__TASK TO COMPLETE__.
Check every line of the data below for the string "تاریخ", and copy the ones that hold it.

*** RECORDS SUPPLIED ***

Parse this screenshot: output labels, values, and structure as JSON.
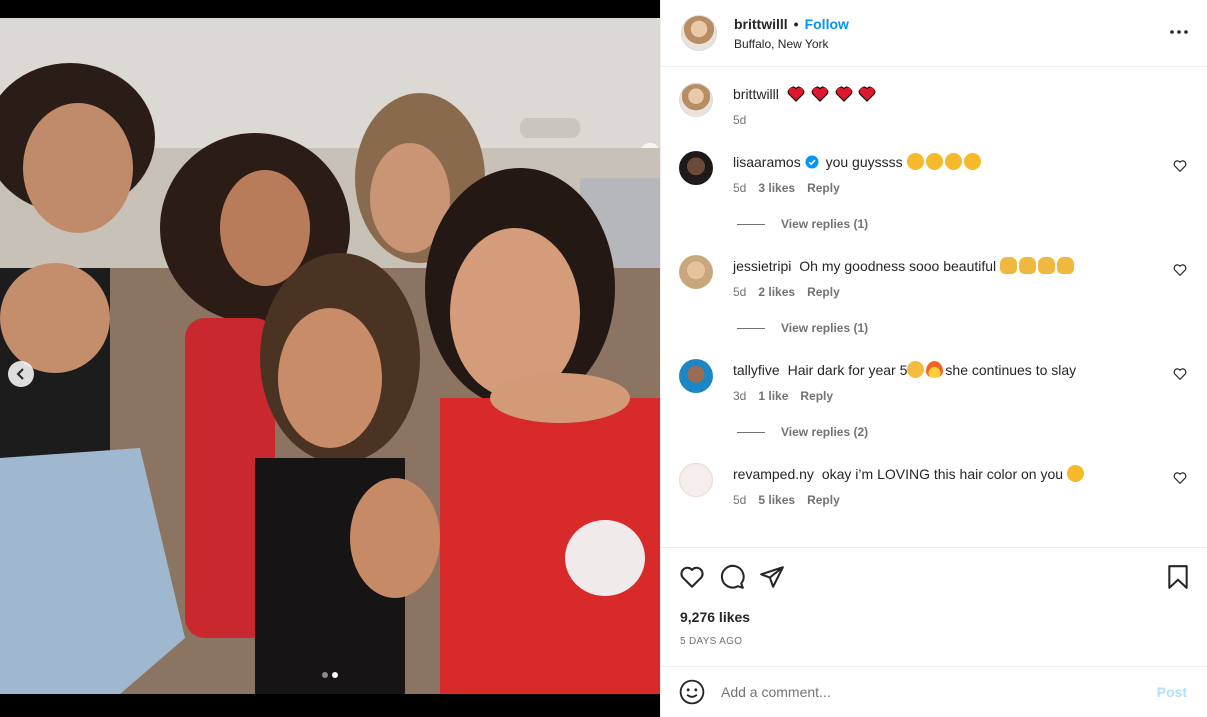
{
  "post": {
    "username": "brittwilll",
    "follow_label": "Follow",
    "separator": "•",
    "location": "Buffalo, New York",
    "caption": {
      "username": "brittwilll",
      "time": "5d"
    },
    "likes": "9,276 likes",
    "age": "5 DAYS AGO"
  },
  "comments": [
    {
      "username": "lisaaramos",
      "verified": true,
      "text": "you guyssss",
      "emoji": [
        "smiling-face-with-heart-eyes",
        "smiling-face-with-heart-eyes",
        "smiling-face-with-heart-eyes",
        "smiling-face-with-heart-eyes"
      ],
      "time": "5d",
      "likes": "3 likes",
      "reply": "Reply",
      "view_replies": "View replies (1)"
    },
    {
      "username": "jessietripi",
      "verified": false,
      "text": "Oh my goodness sooo beautiful",
      "emoji": [
        "raising-hands",
        "raising-hands",
        "raising-hands",
        "raising-hands"
      ],
      "time": "5d",
      "likes": "2 likes",
      "reply": "Reply",
      "view_replies": "View replies (1)"
    },
    {
      "username": "tallyfive",
      "verified": false,
      "text_a": "Hair dark for year 5",
      "text_b": "she continues to slay",
      "emoji": [
        "clapping-hands",
        "fire"
      ],
      "time": "3d",
      "likes": "1 like",
      "reply": "Reply",
      "view_replies": "View replies (2)"
    },
    {
      "username": "revamped.ny",
      "verified": false,
      "text": "okay i’m LOVING this hair color on you",
      "emoji": [
        "smiling-face-with-heart-eyes"
      ],
      "time": "5d",
      "likes": "5 likes",
      "reply": "Reply"
    }
  ],
  "add_comment": {
    "placeholder": "Add a comment...",
    "post_label": "Post"
  },
  "icons": [
    "more-icon",
    "heart-icon",
    "comment-icon",
    "share-icon",
    "save-icon",
    "emoji-icon",
    "carousel-prev-icon"
  ],
  "colors": {
    "follow": "#0095f6",
    "post_disabled": "#b2dffc",
    "heart": "#ed4956"
  }
}
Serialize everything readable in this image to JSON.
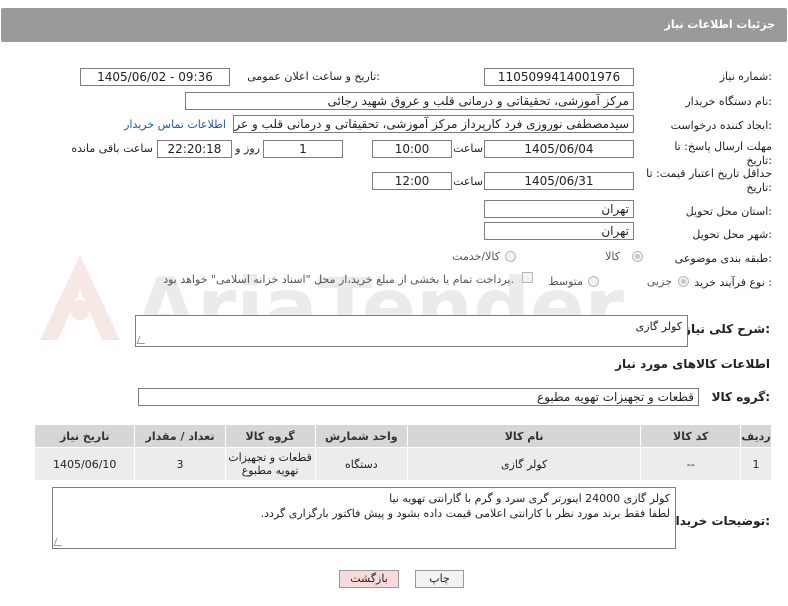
{
  "header": {
    "title": "جزئیات اطلاعات نیاز"
  },
  "fields": {
    "need_number": {
      "label": "شماره نیاز:",
      "value": "1105099414001976"
    },
    "announce_datetime": {
      "label": "تاریخ و ساعت اعلان عمومی:",
      "value": "1405/06/02 - 09:36"
    },
    "buyer_org": {
      "label": "نام دستگاه خریدار:",
      "value": "مرکز آموزشی، تحقیقاتی و درمانی قلب و عروق شهید رجائی"
    },
    "requester": {
      "label": "ایجاد کننده درخواست:",
      "value": "سیدمصطفی نوروزی فرد کارپرداز مرکز آموزشی، تحقیقاتی و درمانی قلب و عروق",
      "contact_link": "اطلاعات تماس خریدار"
    },
    "response_deadline": {
      "label": "مهلت ارسال پاسخ: تا تاریخ:",
      "date": "1405/06/04",
      "time_label": "ساعت",
      "time": "10:00",
      "days": "1",
      "days_label": "روز و",
      "remaining": "22:20:18",
      "remaining_label": "ساعت باقی مانده"
    },
    "price_validity": {
      "label": "حداقل تاریخ اعتبار قیمت: تا تاریخ:",
      "date": "1405/06/31",
      "time_label": "ساعت",
      "time": "12:00"
    },
    "delivery_province": {
      "label": "استان محل تحویل:",
      "value": "تهران"
    },
    "delivery_city": {
      "label": "شهر محل تحویل:",
      "value": "تهران"
    },
    "category": {
      "label": "طبقه بندی موضوعی:",
      "options": [
        "کالا",
        "کالا/خدمت"
      ]
    },
    "process_type": {
      "label": "نوع فرآیند خرید :",
      "options": [
        "جزیی",
        "متوسط"
      ],
      "payment_note": "پرداخت تمام یا بخشی از مبلغ خرید،از محل \"اسناد خزانه اسلامی\" خواهد بود."
    }
  },
  "description": {
    "label": "شرح کلی نیاز:",
    "value": "کولر گازی"
  },
  "goods_info": {
    "title": "اطلاعات کالاهای مورد نیاز"
  },
  "goods_group": {
    "label": "گروه کالا:",
    "value": "قطعات و تجهیزات تهویه مطبوع"
  },
  "table": {
    "headers": [
      "ردیف",
      "کد کالا",
      "نام کالا",
      "واحد شمارش",
      "گروه کالا",
      "تعداد / مقدار",
      "تاریخ نیاز"
    ],
    "rows": [
      [
        "1",
        "--",
        "کولر گازی",
        "دستگاه",
        "قطعات و تجهیزات تهویه مطبوع",
        "3",
        "1405/06/10"
      ]
    ]
  },
  "buyer_notes": {
    "label": "توضیحات خریدار:",
    "line1": "کولر گازی 24000 اینورتر گری سرد و گرم با گارانتی تهویه نیا",
    "line2": "لطفا فقط برند مورد نظر با کارانتی اعلامی قیمت داده بشود و پیش فاکتور بارگزاری گردد."
  },
  "buttons": {
    "print": "چاپ",
    "back": "بازگشت"
  },
  "watermark": {
    "text": "AriaTender.neT"
  },
  "colors": {
    "header_bg": "#9a9a9a",
    "link": "#1a5aa6",
    "back_button_bg": "#f9dada",
    "table_header": "#d6d6d6"
  }
}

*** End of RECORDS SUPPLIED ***

__ANSWER__.
      "label": "تاریخ و ساعت اعلان عمومی:",
      "label": "مهلت ارسال پاسخ: تا تاریخ:",
      "label": "حداقل تاریخ اعتبار قیمت: تا تاریخ:",
      "تاریخ نیاز"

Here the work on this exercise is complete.